US6128186 *Sep 14, 1998Oct 3, 2000Feierbach; Wolfgang R.Ergonomic computer workstations
US6160701 *Jul 29, 1998Dec 12, 2000Assistive Technology, Inc.Universally accessible portable computer
Referenced by
Citing PatentFiling datePublication dateApplicantTitle
US6900843 *Feb 10, 2000May 31, 2005Nikon CorporationElectronic camera having conductive elastic body provided for shield plate
US7126560 *Jul 7, 2003Oct 24, 2006Fujitsu LimitedDisplay device having panel display unit
US7164586 *Mar 3, 2004Jan 16, 2007Au Optronics Corp.Plasma display
US7184260Aug 27, 2004Feb 27, 2007Fujitsu LimitedElectronic apparatus
US7215539Jun 6, 2006May 8, 2007Fujitsu LimitedDisplay device having panel display unit
US7457109 *Nov 17, 2005Nov 25, 2008Fujitsu LimitedElectronic apparatus
US7601649Aug 2, 2004Oct 13, 2009Micron Technology, Inc.Zirconium-doped tantalum oxide films
US7776762Dec 8, 2006Aug 17, 2010Micron Technology, Inc.Zirconium-doped tantalum oxide films
US7867919Dec 8, 2006Jan 11, 2011Micron Technology, Inc.Method of fabricating an apparatus having a lanthanum-metal oxide dielectric layer
US8098487 *Nov 24, 2010Jan 17, 2012Lg Electronics Inc.Display apparatus
US8144267Feb 14, 2008Mar 27, 2012Lg Electronics Inc.Display apparatus
US8154066Dec 1, 2006Apr 10, 2012Micron Technology, Inc.Titanium aluminum oxide films
US8237216Oct 29, 2010Aug 7, 2012Micron Technology, Inc.Apparatus having a lanthanum-metal oxide semiconductor device
US8288809Aug 12, 2010Oct 16, 2012Micron Technology, Inc.Zirconium-doped tantalum oxide films
US8345415Oct 30, 2009Jan 1, 2013Lg Electronics Inc.Display apparatus
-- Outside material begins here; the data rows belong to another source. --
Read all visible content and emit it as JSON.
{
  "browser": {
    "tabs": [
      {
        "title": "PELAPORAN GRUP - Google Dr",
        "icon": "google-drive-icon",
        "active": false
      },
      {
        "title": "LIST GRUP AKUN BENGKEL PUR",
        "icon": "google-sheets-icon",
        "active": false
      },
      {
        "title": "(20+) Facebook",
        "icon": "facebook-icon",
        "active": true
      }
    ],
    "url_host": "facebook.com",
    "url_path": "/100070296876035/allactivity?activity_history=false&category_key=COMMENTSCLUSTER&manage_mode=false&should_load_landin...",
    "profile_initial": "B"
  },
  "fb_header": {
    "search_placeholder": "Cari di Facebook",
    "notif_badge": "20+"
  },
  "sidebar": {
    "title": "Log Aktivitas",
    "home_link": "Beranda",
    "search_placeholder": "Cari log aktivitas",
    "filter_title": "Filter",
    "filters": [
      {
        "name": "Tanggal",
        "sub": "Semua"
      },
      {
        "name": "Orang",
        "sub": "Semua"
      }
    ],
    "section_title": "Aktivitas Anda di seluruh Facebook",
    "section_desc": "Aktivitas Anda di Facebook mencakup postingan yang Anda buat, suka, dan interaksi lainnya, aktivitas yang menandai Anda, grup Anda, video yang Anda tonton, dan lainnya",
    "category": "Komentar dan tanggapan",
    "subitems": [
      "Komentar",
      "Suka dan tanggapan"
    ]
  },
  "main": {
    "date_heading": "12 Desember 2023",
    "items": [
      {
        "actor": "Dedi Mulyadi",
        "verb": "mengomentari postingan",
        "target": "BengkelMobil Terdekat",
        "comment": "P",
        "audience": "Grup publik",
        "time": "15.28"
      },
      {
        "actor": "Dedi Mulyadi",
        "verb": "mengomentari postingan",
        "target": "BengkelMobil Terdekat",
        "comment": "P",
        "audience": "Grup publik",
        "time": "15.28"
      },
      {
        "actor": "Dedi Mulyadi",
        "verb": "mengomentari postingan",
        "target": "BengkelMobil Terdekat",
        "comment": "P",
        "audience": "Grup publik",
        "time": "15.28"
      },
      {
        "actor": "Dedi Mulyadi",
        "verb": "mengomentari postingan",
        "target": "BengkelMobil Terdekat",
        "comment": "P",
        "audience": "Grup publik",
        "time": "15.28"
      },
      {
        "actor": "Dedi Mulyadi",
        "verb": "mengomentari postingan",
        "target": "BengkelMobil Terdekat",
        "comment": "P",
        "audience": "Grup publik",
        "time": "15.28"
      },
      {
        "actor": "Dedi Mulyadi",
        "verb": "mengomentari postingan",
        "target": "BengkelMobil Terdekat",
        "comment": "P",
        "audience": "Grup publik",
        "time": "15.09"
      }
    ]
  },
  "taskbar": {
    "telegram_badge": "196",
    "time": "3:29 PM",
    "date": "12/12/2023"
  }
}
US8373980 *Mar 2, 2011Feb 12, 2013Explore Technologies Corp.System for mounting a display to a computer
US8412049 *Nov 9, 2009Apr 2, 2013Probe-tecWireless optical data probe
US8541276Apr 9, 2012Sep 24, 2013Micron Technology, Inc.Methods of forming an insulating metal oxide
US8699216Dec 15, 2010Apr 15, 2014Xplore Technologies Corp.Computer with door-mounted electronics
US8699220Dec 15, 2010Apr 15, 2014Xplore Technologies Corp.Computer with removable cartridge
US8765616Sep 14, 2012Jul 1, 2014Micron Technology, Inc.Zirconium-doped tantalum oxide films
US20100054747 *Nov 9, 2009Mar 4, 2010ProbetecWireless Optical Data Probe
US20120099261 *Mar 2, 2011Apr 26, 2012Xplore Technologies Corp.System for mounting a display to a computer
US20120229989 *May 23, 2012Sep 13, 2012Wistron CorporationDisplay Device and Housing Module Thereof
US20130016486 *Mar 27, 2012Jan 17, 2013Motorola Mobility, Inc.Mobile electronic device with enhanced chassis
EP1544714A2 *Aug 31, 2004Jun 22, 2005Fujitsu LimitedElectronic apparatus
WO2004110305A2 *Jun 4, 2004Dec 23, 2004Leto Holdings LlcHand-held light therapy apparatus and method
Classifications
U.S. Classification361/679.3, 361/679.32, 345/905, 248/917, 361/679.23
International ClassificationG06F1/16, G02F1/13
Cooperative ClassificationY10S345/905, Y10S248/917, G06F1/1656, G06F1/1698, G06F1/1626, G02F1/133308, G06F1/1686
European ClassificationG06F1/16P9P2, G06F1/16P9E, G06F1/16P9P9, G02F1/1333E, G06F1/16P3
Legal Events
DateCodeEventDescription
Oct 30, 2013FPAYFee payment
Year of fee payment: 12
Oct 30, 2009FPAYFee payment
Year of fee payment: 8
Oct 31, 2005FPAYFee payment
Year of fee payment: 4